• EXERCISE INPUTS:

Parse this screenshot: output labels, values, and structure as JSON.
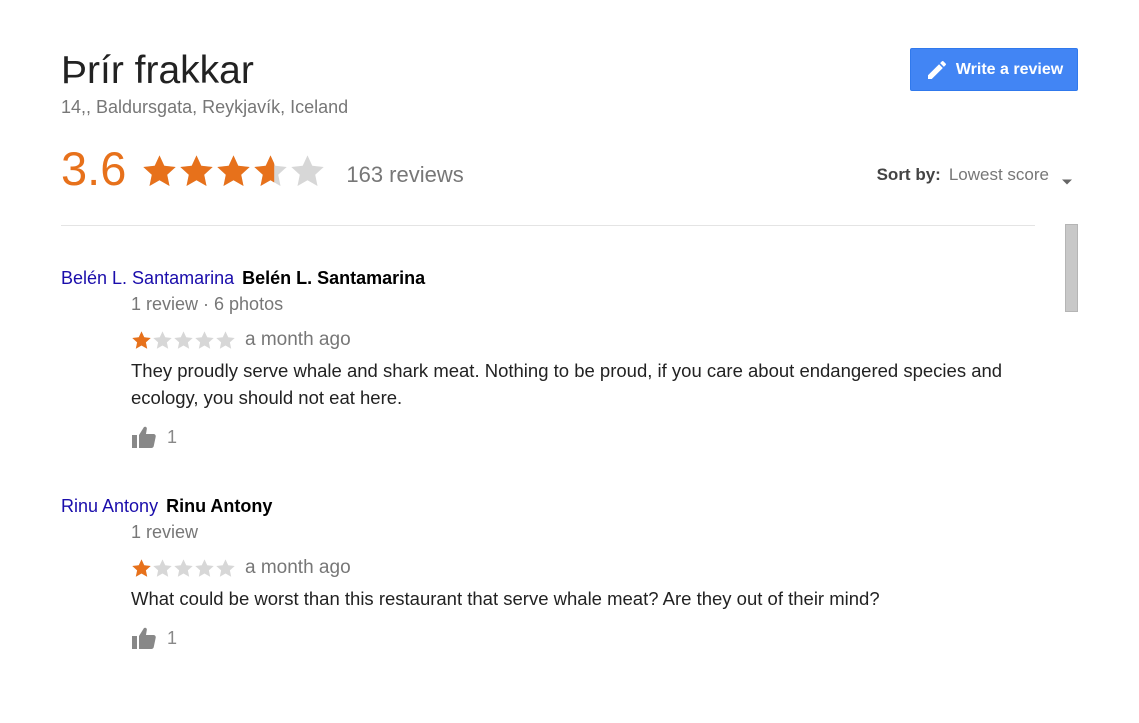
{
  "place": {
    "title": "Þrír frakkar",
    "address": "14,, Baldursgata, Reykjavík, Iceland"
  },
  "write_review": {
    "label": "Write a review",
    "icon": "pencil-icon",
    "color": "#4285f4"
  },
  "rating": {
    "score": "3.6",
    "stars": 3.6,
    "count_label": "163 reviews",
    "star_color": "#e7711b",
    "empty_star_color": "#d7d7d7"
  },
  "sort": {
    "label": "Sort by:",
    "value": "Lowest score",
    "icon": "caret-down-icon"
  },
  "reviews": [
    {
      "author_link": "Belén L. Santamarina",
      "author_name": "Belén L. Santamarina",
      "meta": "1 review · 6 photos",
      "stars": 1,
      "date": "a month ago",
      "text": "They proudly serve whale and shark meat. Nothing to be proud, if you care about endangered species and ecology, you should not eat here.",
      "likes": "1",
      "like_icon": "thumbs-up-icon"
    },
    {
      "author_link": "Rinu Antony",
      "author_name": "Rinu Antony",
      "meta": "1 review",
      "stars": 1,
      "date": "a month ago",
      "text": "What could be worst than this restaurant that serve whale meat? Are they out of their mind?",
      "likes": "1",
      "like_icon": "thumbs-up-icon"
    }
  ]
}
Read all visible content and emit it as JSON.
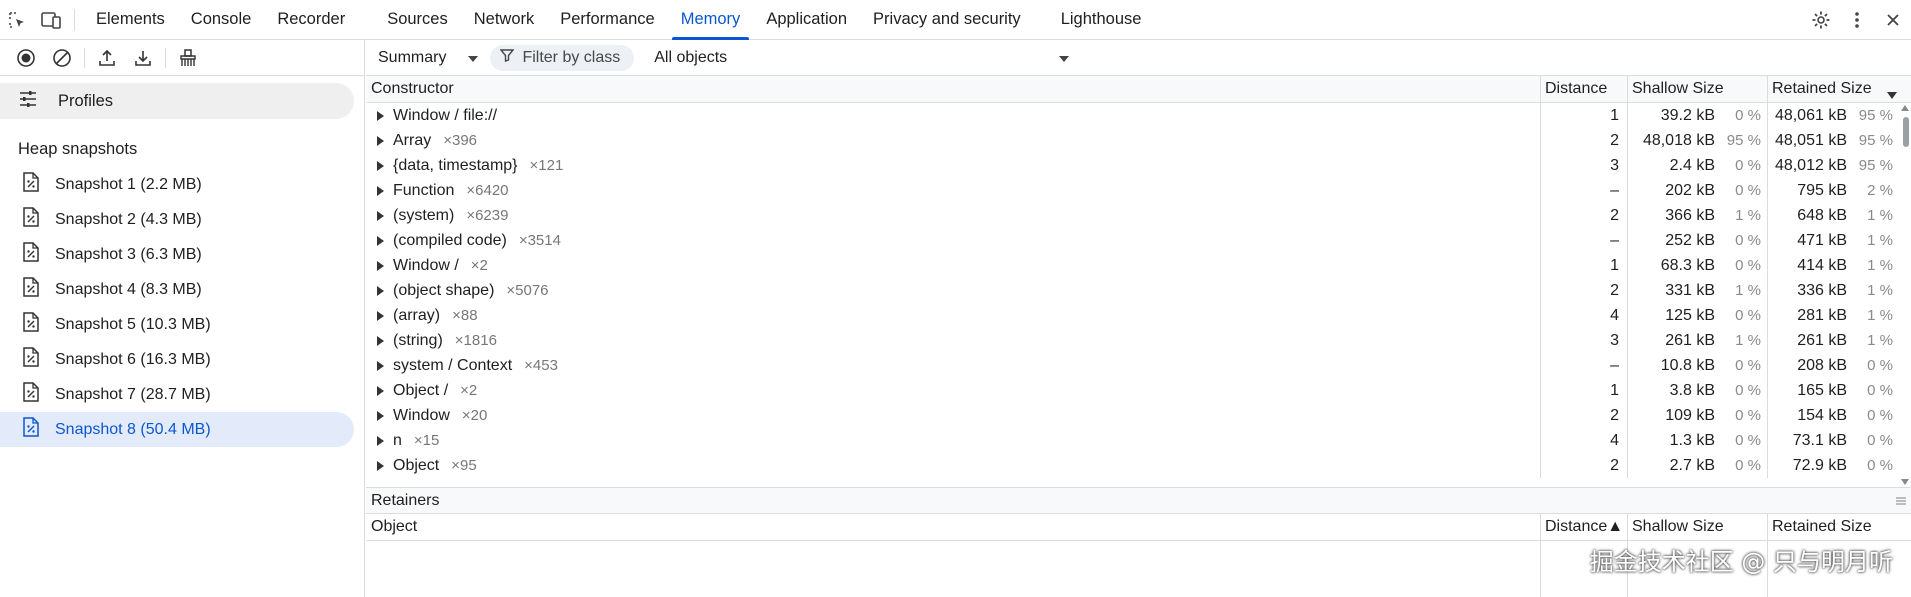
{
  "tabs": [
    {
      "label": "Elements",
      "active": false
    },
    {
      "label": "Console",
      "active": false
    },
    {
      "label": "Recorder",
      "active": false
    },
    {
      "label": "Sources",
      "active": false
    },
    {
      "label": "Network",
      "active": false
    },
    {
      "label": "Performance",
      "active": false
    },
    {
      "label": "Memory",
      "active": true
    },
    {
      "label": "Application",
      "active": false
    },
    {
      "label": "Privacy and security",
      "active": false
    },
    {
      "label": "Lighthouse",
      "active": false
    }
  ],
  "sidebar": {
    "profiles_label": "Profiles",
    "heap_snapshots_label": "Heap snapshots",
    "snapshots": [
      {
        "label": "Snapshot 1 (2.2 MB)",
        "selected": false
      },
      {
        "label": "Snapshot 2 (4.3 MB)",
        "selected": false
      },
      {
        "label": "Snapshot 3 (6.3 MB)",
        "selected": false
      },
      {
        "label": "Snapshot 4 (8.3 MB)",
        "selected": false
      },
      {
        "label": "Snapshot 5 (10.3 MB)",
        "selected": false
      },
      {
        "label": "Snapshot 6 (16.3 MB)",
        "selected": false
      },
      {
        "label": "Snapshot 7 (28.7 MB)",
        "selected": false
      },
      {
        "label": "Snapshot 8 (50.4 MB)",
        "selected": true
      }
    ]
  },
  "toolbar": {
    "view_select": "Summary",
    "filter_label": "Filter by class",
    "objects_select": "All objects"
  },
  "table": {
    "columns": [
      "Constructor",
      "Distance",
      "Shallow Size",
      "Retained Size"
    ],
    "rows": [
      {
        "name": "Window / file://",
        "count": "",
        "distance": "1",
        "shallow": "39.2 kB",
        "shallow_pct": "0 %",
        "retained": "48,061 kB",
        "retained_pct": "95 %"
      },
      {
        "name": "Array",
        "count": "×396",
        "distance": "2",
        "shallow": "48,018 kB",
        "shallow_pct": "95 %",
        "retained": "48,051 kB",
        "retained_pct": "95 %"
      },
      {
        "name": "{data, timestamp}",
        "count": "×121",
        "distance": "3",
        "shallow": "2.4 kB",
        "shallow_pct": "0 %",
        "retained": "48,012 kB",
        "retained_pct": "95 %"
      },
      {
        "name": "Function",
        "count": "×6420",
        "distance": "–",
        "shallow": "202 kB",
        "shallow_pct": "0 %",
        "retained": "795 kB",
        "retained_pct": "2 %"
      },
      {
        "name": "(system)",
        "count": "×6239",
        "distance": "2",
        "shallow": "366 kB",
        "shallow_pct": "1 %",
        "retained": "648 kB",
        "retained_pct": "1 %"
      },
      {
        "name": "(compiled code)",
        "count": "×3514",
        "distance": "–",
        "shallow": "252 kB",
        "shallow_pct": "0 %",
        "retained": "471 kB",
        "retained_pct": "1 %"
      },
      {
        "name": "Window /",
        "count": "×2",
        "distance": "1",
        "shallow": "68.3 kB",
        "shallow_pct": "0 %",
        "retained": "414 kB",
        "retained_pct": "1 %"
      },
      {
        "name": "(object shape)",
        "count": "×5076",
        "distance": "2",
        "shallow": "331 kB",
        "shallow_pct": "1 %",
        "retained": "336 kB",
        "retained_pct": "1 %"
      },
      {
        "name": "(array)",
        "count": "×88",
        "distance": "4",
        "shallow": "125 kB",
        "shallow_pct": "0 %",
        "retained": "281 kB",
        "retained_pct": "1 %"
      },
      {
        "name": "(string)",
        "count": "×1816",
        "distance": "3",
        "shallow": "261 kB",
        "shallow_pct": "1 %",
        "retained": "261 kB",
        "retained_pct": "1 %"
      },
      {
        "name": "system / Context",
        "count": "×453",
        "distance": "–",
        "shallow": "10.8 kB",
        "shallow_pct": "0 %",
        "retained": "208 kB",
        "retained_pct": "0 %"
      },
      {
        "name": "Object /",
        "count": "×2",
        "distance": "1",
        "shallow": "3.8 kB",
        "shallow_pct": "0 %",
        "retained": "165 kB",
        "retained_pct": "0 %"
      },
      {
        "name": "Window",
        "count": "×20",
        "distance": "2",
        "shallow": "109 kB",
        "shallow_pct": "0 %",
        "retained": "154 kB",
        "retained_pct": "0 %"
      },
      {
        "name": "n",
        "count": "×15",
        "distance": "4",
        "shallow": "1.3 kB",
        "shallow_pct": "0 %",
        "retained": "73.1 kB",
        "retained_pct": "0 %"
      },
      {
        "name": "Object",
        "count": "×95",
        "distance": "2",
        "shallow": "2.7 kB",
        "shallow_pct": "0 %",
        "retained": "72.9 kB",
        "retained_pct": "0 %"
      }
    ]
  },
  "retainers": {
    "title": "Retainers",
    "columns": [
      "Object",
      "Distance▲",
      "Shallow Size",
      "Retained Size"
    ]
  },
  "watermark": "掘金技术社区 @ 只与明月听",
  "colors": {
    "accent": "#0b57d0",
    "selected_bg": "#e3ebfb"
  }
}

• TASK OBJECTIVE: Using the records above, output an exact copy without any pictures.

• ANSWER FOR THE TASK:
Parse this screenshot: output labels, values, and structure as JSON.
{
  "place": {
    "title": "Þrír frakkar",
    "address": "14,, Baldursgata, Reykjavík, Iceland"
  },
  "write_review": {
    "label": "Write a review",
    "icon": "pencil-icon",
    "color": "#4285f4"
  },
  "rating": {
    "score": "3.6",
    "stars": 3.6,
    "count_label": "163 reviews",
    "star_color": "#e7711b",
    "empty_star_color": "#d7d7d7"
  },
  "sort": {
    "label": "Sort by:",
    "value": "Lowest score",
    "icon": "caret-down-icon"
  },
  "reviews": [
    {
      "author_link": "Belén L. Santamarina",
      "author_name": "Belén L. Santamarina",
      "meta": "1 review · 6 photos",
      "stars": 1,
      "date": "a month ago",
      "text": "They proudly serve whale and shark meat. Nothing to be proud, if you care about endangered species and ecology, you should not eat here.",
      "likes": "1",
      "like_icon": "thumbs-up-icon"
    },
    {
      "author_link": "Rinu Antony",
      "author_name": "Rinu Antony",
      "meta": "1 review",
      "stars": 1,
      "date": "a month ago",
      "text": "What could be worst than this restaurant that serve whale meat? Are they out of their mind?",
      "likes": "1",
      "like_icon": "thumbs-up-icon"
    }
  ]
}
Read all visible content and emit it as JSON.
{
  "tabs": [
    {
      "label": "Elements",
      "active": false
    },
    {
      "label": "Console",
      "active": false
    },
    {
      "label": "Recorder",
      "active": false
    },
    {
      "label": "Sources",
      "active": false
    },
    {
      "label": "Network",
      "active": false
    },
    {
      "label": "Performance",
      "active": false
    },
    {
      "label": "Memory",
      "active": true
    },
    {
      "label": "Application",
      "active": false
    },
    {
      "label": "Privacy and security",
      "active": false
    },
    {
      "label": "Lighthouse",
      "active": false
    }
  ],
  "sidebar": {
    "profiles_label": "Profiles",
    "heap_snapshots_label": "Heap snapshots",
    "snapshots": [
      {
        "label": "Snapshot 1 (2.2 MB)",
        "selected": false
      },
      {
        "label": "Snapshot 2 (4.3 MB)",
        "selected": false
      },
      {
        "label": "Snapshot 3 (6.3 MB)",
        "selected": false
      },
      {
        "label": "Snapshot 4 (8.3 MB)",
        "selected": false
      },
      {
        "label": "Snapshot 5 (10.3 MB)",
        "selected": false
      },
      {
        "label": "Snapshot 6 (16.3 MB)",
        "selected": false
      },
      {
        "label": "Snapshot 7 (28.7 MB)",
        "selected": false
      },
      {
        "label": "Snapshot 8 (50.4 MB)",
        "selected": true
      }
    ]
  },
  "toolbar": {
    "view_select": "Summary",
    "filter_label": "Filter by class",
    "objects_select": "All objects"
  },
  "table": {
    "columns": [
      "Constructor",
      "Distance",
      "Shallow Size",
      "Retained Size"
    ],
    "rows": [
      {
        "name": "Window / file://",
        "count": "",
        "distance": "1",
        "shallow": "39.2 kB",
        "shallow_pct": "0 %",
        "retained": "48,061 kB",
        "retained_pct": "95 %"
      },
      {
        "name": "Array",
        "count": "×396",
        "distance": "2",
        "shallow": "48,018 kB",
        "shallow_pct": "95 %",
        "retained": "48,051 kB",
        "retained_pct": "95 %"
      },
      {
        "name": "{data, timestamp}",
        "count": "×121",
        "distance": "3",
        "shallow": "2.4 kB",
        "shallow_pct": "0 %",
        "retained": "48,012 kB",
        "retained_pct": "95 %"
      },
      {
        "name": "Function",
        "count": "×6420",
        "distance": "–",
        "shallow": "202 kB",
        "shallow_pct": "0 %",
        "retained": "795 kB",
        "retained_pct": "2 %"
      },
      {
        "name": "(system)",
        "count": "×6239",
        "distance": "2",
        "shallow": "366 kB",
        "shallow_pct": "1 %",
        "retained": "648 kB",
        "retained_pct": "1 %"
      },
      {
        "name": "(compiled code)",
        "count": "×3514",
        "distance": "–",
        "shallow": "252 kB",
        "shallow_pct": "0 %",
        "retained": "471 kB",
        "retained_pct": "1 %"
      },
      {
        "name": "Window /",
        "count": "×2",
        "distance": "1",
        "shallow": "68.3 kB",
        "shallow_pct": "0 %",
        "retained": "414 kB",
        "retained_pct": "1 %"
      },
      {
        "name": "(object shape)",
        "count": "×5076",
        "distance": "2",
        "shallow": "331 kB",
        "shallow_pct": "1 %",
        "retained": "336 kB",
        "retained_pct": "1 %"
      },
      {
        "name": "(array)",
        "count": "×88",
        "distance": "4",
        "shallow": "125 kB",
        "shallow_pct": "0 %",
        "retained": "281 kB",
        "retained_pct": "1 %"
      },
      {
        "name": "(string)",
        "count": "×1816",
        "distance": "3",
        "shallow": "261 kB",
        "shallow_pct": "1 %",
        "retained": "261 kB",
        "retained_pct": "1 %"
      },
      {
        "name": "system / Context",
        "count": "×453",
        "distance": "–",
        "shallow": "10.8 kB",
        "shallow_pct": "0 %",
        "retained": "208 kB",
        "retained_pct": "0 %"
      },
      {
        "name": "Object /",
        "count": "×2",
        "distance": "1",
        "shallow": "3.8 kB",
        "shallow_pct": "0 %",
        "retained": "165 kB",
        "retained_pct": "0 %"
      },
      {
        "name": "Window",
        "count": "×20",
        "distance": "2",
        "shallow": "109 kB",
        "shallow_pct": "0 %",
        "retained": "154 kB",
        "retained_pct": "0 %"
      },
      {
        "name": "n",
        "count": "×15",
        "distance": "4",
        "shallow": "1.3 kB",
        "shallow_pct": "0 %",
        "retained": "73.1 kB",
        "retained_pct": "0 %"
      },
      {
        "name": "Object",
        "count": "×95",
        "distance": "2",
        "shallow": "2.7 kB",
        "shallow_pct": "0 %",
        "retained": "72.9 kB",
        "retained_pct": "0 %"
      }
    ]
  },
  "retainers": {
    "title": "Retainers",
    "columns": [
      "Object",
      "Distance▲",
      "Shallow Size",
      "Retained Size"
    ]
  },
  "watermark": "掘金技术社区 @ 只与明月听",
  "colors": {
    "accent": "#0b57d0",
    "selected_bg": "#e3ebfb"
  }
}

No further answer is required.